His sociability may have led to him being underestimated, but he was sincere and enthusiastic. I've few proud moments as a singer, but hearing Keith call me a 'good old boy' after a song is one of the proudest. He could be hilariously, obscenely, funny. I'd introduced myself because my Dad was born in his home town, Southend. When he discovered which pub my Dad was born in, Keith waved his arms in horror, saying 'Fuck me that's a rough pub', all in one breath. When he found that I was a West Ham fan he even became rude (he was a loyal Southend fan). I once heard Ken Hall introduce Keith at the Musical Traditions club in Fitzrovia with the words 'God help us, anything could happen'. It did. Keith sang 'Always the Bridesmaid' (one of his specialties) and (as ever) brought the house down. It wasn't affected: singing was a genuinely social event. He also remains the only person I've ever heard in a folk club sing 'Davy Crockett' (with missing lines completed by Doc Rowe); it illustrated a point about Southend's Saturday morning cinema clubs, and deep-sea fishing.
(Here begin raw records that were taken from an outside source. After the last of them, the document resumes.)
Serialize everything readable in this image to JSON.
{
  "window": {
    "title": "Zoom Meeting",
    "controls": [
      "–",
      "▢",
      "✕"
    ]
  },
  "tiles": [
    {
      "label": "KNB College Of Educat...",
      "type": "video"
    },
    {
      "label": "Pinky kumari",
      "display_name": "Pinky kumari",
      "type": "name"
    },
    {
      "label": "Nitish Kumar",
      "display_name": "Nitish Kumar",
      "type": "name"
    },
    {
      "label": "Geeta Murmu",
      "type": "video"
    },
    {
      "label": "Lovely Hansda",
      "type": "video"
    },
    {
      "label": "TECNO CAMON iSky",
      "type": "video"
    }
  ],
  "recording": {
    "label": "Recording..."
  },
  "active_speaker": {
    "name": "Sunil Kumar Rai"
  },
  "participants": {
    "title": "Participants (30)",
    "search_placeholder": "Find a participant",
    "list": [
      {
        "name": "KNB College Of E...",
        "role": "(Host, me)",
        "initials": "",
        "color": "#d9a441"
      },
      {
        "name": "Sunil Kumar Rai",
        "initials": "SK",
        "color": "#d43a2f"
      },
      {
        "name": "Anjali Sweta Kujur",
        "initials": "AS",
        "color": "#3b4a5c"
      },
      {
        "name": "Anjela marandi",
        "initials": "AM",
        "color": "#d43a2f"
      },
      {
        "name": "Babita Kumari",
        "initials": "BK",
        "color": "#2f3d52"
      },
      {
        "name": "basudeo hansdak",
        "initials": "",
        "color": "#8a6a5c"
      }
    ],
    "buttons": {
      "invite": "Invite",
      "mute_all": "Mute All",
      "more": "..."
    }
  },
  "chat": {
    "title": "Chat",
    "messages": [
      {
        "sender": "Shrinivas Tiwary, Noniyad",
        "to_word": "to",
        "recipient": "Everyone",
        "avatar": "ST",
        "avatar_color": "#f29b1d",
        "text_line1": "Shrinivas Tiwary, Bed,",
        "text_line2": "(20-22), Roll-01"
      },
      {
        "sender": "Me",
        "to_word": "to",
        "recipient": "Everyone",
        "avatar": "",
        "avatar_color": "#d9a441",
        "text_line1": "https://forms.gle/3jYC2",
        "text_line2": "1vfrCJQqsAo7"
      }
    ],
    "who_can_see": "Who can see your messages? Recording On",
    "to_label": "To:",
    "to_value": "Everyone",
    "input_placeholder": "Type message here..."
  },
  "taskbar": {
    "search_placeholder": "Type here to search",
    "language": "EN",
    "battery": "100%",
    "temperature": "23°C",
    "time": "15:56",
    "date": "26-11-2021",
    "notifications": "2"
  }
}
Or maybe it was illustrated by them. It certainly said a great deal.
I didn't get a chance to know him well, but I knew and trusted his judgement, just as the musicians he recorded did. He valued them, and his recordings show that. We should value him for that.

Sunday, 3 May 2009

After the Ball Parody

An earlier post about a parody of a popular song brought in a number of responses. Gavin Atkin (now of Marden, Kent) sent me this one, which he remembers his father singing:

After the ball was over
She lay on the sofa and sighed
Put her false teeth in salt water
And took out her lovely glass eye
Propped up her leg in the corner
And hung up her wig on the door
And the rest of her went to by-byes
After the ball!

I've also been told that this was current in Herts/Cambridgeshire in the late 1970s/early 1980s. (I'll post the variant if I can get it taken down accurately).

I never tire of these parodies, and I also never tire of body-part songs, so expect more (and feel free to send me more).

Friday, 1 May 2009

May Day, 1954, Ashford, Kent

In Ashford, Kent, the garland-carrying is less ostentatious. A correspondent writes on May Day, 1954:

'This morning three girls (looking the Marsh or Gipsy type) came to the door with a pole held between two girls with a thick navy cloth draped over it. - "Would you like to see the garland?"

'I was busy and refused. We have only been here three years, and it was only when they had gone that I remembered that it was May Day. I went to our neighbour next door and asked if it was a local custom. She said that in the old days and up to the last war children brought these wreaths or garlands to the door on May morning always covered. In answer to the question you lift the curtain and criticise the garland - saying if it is better or worse than the others you have seen; and if it is up to standard you reward with a copper or two.'

Iona and Peter Opie, The Lore and Language of Schoolchildren (St Albans: Paladin, 1977; first pub. 1959), p. 283

My mother grew up in Ashford, but does not recall this custom.